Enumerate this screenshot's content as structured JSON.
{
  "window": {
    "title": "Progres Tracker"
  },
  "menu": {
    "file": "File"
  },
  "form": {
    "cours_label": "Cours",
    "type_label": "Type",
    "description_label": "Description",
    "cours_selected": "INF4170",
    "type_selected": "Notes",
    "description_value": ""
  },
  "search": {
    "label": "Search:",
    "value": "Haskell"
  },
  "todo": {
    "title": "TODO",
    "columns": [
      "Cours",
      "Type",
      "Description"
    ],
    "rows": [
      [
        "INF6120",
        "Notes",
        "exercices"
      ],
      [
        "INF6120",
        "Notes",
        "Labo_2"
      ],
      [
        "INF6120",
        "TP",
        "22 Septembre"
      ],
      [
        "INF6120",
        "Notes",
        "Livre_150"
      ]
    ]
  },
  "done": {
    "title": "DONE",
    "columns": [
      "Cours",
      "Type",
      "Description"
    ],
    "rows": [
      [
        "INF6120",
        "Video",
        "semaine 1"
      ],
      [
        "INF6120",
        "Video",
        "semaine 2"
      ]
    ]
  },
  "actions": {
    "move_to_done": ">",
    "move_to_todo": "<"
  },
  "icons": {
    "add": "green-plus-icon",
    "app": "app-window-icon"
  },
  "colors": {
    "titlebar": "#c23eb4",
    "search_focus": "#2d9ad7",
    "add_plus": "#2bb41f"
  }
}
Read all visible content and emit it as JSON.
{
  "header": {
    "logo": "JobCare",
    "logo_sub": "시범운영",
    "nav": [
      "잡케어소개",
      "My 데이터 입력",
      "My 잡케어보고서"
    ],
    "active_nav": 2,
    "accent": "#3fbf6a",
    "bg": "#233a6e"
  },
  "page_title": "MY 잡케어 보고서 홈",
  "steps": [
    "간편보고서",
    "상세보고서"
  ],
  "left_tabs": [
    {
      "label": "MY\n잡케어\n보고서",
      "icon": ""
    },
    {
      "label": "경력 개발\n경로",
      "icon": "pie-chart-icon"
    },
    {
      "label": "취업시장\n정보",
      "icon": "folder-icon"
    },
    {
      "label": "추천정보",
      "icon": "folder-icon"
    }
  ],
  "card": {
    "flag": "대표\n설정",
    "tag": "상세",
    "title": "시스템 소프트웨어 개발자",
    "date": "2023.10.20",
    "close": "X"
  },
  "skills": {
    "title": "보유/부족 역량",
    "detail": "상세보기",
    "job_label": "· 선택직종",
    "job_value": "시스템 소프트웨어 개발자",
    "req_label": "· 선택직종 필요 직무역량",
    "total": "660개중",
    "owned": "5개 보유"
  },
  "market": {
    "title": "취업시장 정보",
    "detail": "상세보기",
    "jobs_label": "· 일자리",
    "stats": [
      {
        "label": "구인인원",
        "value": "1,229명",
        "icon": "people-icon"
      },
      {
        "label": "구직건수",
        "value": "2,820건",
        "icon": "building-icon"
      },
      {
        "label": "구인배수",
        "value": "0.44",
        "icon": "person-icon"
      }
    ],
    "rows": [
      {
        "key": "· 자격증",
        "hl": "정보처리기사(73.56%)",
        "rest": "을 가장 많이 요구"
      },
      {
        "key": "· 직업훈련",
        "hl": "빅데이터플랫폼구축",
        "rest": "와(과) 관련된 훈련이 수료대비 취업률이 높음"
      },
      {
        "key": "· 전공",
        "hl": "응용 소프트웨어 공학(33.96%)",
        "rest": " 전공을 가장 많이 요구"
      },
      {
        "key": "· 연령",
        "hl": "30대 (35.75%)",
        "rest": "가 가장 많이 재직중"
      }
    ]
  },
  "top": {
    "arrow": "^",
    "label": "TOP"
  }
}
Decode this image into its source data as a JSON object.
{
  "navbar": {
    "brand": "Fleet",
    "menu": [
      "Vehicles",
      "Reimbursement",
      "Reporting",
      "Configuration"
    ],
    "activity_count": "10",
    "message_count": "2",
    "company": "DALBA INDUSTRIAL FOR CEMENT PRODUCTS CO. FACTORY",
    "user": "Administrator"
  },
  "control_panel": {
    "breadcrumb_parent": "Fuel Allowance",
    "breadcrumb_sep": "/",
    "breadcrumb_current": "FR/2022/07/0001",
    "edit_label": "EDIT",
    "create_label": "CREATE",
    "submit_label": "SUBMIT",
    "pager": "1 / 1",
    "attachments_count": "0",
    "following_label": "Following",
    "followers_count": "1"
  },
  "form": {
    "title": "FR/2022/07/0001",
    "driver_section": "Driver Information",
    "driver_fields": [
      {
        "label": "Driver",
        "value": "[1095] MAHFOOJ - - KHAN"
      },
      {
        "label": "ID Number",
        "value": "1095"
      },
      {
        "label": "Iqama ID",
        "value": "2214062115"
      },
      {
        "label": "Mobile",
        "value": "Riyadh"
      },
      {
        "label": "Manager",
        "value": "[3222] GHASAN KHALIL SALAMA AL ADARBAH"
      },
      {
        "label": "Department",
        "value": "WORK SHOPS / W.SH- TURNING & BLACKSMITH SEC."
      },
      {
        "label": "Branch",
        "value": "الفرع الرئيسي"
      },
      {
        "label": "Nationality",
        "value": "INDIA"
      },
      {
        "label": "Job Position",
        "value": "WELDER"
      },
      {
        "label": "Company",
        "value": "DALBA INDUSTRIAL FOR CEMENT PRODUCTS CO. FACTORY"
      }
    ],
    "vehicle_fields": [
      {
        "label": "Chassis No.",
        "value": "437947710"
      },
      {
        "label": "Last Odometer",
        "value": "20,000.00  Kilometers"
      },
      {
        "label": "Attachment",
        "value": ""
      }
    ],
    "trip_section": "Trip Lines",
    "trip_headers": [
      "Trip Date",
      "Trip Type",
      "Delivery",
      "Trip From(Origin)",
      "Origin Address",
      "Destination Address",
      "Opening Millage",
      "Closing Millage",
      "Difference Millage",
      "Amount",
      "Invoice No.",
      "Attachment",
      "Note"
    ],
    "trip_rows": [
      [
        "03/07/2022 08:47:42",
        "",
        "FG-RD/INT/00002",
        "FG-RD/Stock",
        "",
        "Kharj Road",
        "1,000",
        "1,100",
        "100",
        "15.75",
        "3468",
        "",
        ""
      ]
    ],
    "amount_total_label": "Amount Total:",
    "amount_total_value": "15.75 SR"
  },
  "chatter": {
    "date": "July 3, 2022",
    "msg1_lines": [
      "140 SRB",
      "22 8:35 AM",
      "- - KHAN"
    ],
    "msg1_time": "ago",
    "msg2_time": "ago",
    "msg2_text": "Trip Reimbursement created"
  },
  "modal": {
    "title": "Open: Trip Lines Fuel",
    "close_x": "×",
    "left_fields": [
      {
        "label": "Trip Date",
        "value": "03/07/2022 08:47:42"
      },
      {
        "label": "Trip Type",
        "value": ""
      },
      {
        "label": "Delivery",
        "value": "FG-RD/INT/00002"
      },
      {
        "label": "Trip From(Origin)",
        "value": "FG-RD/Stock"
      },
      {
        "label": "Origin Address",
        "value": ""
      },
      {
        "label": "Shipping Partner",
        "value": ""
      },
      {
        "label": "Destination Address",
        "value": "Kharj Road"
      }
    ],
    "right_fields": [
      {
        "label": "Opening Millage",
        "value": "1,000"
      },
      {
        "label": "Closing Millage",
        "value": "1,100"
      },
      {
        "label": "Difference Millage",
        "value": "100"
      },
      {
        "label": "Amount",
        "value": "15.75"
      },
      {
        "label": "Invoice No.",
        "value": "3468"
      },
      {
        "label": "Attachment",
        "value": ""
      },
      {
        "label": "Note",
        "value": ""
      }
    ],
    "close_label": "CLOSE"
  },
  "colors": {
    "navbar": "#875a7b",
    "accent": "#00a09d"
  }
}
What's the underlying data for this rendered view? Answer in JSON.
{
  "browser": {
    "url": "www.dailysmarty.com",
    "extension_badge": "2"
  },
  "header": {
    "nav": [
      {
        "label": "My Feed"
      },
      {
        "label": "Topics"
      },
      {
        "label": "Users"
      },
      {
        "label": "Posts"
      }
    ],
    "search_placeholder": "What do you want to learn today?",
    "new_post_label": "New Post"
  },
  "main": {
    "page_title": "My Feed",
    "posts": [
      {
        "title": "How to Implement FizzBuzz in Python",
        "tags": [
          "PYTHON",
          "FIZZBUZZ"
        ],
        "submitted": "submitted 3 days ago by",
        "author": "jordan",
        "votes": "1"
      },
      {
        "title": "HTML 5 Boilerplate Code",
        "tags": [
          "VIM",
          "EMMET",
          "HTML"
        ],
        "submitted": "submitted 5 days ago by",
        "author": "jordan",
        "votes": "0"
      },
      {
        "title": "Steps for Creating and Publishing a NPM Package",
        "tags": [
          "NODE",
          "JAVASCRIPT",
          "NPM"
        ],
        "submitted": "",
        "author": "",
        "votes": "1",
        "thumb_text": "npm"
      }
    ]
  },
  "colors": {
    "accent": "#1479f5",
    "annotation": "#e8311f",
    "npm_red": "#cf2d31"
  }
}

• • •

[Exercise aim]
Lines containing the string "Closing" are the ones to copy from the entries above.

[Exercise output]
      "Closing Millage",
        "label": "Closing Millage",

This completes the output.